[Web page and app entries]

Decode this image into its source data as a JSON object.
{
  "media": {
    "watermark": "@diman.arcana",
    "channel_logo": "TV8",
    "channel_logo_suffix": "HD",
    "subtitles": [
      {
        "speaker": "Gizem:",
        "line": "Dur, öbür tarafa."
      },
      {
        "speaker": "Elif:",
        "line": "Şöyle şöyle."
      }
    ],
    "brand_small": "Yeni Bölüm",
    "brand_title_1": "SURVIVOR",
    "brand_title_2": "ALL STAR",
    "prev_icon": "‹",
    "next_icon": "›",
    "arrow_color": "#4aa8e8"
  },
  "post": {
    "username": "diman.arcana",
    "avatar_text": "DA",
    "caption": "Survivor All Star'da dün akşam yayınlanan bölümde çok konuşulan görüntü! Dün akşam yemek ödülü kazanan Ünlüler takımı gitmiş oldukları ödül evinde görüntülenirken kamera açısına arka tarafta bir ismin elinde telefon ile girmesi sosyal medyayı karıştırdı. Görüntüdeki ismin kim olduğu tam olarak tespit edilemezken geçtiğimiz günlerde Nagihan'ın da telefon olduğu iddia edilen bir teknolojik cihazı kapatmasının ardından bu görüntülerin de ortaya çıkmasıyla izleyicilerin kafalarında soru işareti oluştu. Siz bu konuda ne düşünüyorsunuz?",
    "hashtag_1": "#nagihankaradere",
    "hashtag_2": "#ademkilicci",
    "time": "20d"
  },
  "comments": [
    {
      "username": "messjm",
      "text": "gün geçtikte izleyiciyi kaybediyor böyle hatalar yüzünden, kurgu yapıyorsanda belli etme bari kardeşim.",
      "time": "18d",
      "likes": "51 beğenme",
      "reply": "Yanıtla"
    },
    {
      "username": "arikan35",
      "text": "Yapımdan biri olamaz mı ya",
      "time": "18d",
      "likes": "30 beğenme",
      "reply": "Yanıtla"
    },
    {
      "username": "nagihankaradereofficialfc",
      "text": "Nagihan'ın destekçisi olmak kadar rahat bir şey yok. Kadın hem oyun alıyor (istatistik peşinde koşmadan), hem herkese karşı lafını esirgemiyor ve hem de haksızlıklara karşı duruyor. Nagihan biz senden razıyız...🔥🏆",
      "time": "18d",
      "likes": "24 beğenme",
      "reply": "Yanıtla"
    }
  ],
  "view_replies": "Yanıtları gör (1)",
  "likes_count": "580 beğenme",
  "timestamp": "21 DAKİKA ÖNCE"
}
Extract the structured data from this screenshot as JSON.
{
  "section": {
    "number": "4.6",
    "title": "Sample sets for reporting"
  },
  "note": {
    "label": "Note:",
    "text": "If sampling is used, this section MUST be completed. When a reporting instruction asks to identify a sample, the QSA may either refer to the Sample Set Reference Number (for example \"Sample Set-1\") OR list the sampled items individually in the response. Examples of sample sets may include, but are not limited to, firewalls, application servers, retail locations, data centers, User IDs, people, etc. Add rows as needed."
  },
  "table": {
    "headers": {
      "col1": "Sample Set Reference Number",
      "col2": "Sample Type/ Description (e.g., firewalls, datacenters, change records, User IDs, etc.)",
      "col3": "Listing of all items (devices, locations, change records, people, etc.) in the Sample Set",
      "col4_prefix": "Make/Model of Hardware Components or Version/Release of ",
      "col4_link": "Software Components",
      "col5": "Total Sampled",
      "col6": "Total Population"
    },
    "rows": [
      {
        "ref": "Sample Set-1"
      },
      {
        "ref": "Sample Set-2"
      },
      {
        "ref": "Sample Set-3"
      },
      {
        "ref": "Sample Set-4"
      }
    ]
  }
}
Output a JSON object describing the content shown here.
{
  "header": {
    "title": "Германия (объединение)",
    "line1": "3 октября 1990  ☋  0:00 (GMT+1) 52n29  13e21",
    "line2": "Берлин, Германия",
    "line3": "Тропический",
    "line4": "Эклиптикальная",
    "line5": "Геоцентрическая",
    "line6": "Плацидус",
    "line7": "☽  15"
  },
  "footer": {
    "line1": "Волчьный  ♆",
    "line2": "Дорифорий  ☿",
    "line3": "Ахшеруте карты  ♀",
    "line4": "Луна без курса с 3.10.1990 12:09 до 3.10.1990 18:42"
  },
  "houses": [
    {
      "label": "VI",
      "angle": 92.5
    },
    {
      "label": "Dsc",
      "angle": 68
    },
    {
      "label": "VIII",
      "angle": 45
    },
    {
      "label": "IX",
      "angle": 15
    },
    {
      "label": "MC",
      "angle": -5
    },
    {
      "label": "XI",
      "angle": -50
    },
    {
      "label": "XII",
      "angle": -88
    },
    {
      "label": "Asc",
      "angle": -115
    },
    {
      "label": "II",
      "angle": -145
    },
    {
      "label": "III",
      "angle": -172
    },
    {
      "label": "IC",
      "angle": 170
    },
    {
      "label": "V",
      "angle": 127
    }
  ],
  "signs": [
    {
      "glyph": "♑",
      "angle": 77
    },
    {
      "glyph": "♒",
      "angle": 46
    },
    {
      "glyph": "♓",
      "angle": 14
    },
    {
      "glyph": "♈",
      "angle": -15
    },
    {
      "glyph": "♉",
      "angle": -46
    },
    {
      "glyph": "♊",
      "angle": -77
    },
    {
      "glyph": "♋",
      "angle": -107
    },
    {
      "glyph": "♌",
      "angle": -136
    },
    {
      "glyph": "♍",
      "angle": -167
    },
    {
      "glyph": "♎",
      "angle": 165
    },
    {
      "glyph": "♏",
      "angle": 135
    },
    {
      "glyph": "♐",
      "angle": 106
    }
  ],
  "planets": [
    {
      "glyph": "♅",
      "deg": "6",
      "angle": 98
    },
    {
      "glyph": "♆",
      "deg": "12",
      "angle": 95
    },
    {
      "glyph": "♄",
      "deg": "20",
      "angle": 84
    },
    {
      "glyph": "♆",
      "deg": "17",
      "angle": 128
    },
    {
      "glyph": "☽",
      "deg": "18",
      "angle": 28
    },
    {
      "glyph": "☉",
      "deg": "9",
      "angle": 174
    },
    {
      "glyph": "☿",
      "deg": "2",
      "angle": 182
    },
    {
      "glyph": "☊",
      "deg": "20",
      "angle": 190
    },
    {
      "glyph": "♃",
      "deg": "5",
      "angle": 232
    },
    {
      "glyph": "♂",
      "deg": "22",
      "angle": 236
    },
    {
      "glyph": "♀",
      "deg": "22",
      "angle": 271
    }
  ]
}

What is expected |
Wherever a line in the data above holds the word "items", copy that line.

Exercise output |
    "text": "If sampling is used, this section MUST be completed. When a reporting instruction asks to identify a sample, the QSA may either refer to the Sample Set Reference Number (for example \"Sample Set-1\") OR list the sampled items individually in the response. Examples of sample sets may include, but are not limited to, firewalls, application servers, retail locations, data centers, User IDs, people, etc. Add rows as needed."
      "col3": "Listing of all items (devices, locations, change records, people, etc.) in the Sample Set",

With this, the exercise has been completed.